There were 160 horses on parade for the inspection and some of them have never been on a parade before, so this was a big achievement to bring it all together.
We have 20 new horses, and they have had to get used to being ridden in state kit, which is a real challenge for them. State Ceremonial kit is very heavy, weighing somewhere in the region of five stone [32kg] just for the uniforms, which are the same as that worn on a heavy cavalry charge in the Battle of Balaclava.
Members of the Household Cavalry Mounted Regiment are dual roled soldiers and serve on front line operations as well as performing ceremonial duties. All those soldiers on parade yesterday have recently come back from duties in Afghanistan or will be deploying on operations early next year:

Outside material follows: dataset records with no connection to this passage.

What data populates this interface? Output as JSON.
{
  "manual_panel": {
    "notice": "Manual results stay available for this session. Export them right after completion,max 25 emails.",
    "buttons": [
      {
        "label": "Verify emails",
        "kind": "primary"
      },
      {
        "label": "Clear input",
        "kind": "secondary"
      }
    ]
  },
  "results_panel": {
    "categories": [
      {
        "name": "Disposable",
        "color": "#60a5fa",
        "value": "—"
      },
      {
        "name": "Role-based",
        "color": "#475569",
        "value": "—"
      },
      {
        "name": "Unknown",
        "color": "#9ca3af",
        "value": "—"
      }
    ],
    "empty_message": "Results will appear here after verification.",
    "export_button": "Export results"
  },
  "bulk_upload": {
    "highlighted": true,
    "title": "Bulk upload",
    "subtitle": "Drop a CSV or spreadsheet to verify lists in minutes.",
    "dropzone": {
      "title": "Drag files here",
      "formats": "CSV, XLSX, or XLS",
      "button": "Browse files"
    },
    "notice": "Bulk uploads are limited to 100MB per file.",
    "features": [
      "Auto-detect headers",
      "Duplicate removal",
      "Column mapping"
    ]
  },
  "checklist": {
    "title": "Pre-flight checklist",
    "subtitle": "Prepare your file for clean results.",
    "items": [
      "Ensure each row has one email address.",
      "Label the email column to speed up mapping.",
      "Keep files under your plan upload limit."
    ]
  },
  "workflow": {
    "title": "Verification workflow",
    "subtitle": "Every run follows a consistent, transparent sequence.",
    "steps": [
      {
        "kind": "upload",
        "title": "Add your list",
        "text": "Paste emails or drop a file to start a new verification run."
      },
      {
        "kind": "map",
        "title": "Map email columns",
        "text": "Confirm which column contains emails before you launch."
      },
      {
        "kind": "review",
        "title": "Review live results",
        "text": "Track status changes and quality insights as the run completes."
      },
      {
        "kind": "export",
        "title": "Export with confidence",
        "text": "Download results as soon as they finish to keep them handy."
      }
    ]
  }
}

Both sides of what we do as cavalrymen is very important to us,” said Colonel Cowan. “We feel honoured and delighted that we will be riding in the procession to mark Her Majesty’s 60-year reign.
Captain Alex Owen of the Household Cavalry Mounted Regiment said:
It’s brilliant to see how well everyone has performed today. We’ve had to work tremendously hard to get to this point. A few months ago the horses came in from their winter holidays looking like they’d been on a gap year with dreadlocked manes and coats matted with mud.
It’s hard to believe that they are the same animals as the immaculately turned out horses you see today.
The 20 new horses on parade were the M-Reg remount horses, who were officially named today. Their names were suggested and voted for by the public for the first time in the unit’s history.
Among the top names were Middleham, named after the Yorkshire racing town whose entire population voted in the poll, Musa Qal’ah, named after the town in Afghanistan which the Household Cavalry captured and held in fierce fighting before handing over to the Americans, and Magpie, in memory of Trooper James Munday who was killed in Afghanistan on Operation HERRICK 8 on 15 October 2008, whose nickname was Magpie.
He was an accomplished rider and took part in the Regiment’s prestigious Musical Ride.
Majestic and Majesty are also among those names chosen to mark the Diamond Jubilee this year. The iconic image of Household Cavalry Mounted Regiment soldiers and horses escorting the Sovereign represent the very best of British pageantry.
But that glamour is hard won - an astonishing amount of man hours, professional training, skill, discipline and physical effort is required to produce the immaculate results necessary for an event as unique and prestigious as the Diamond Jubilee.
It takes somewhere in the region of 14 hours to prepare the uniforms and equipment required for a parade such as that held today, and weeks of riding practice. The effort is just part of the challenges facing the cavalrymen tasked with delivering a summer of ceremonial in a year when London finds itself firmly at the focus of global attention.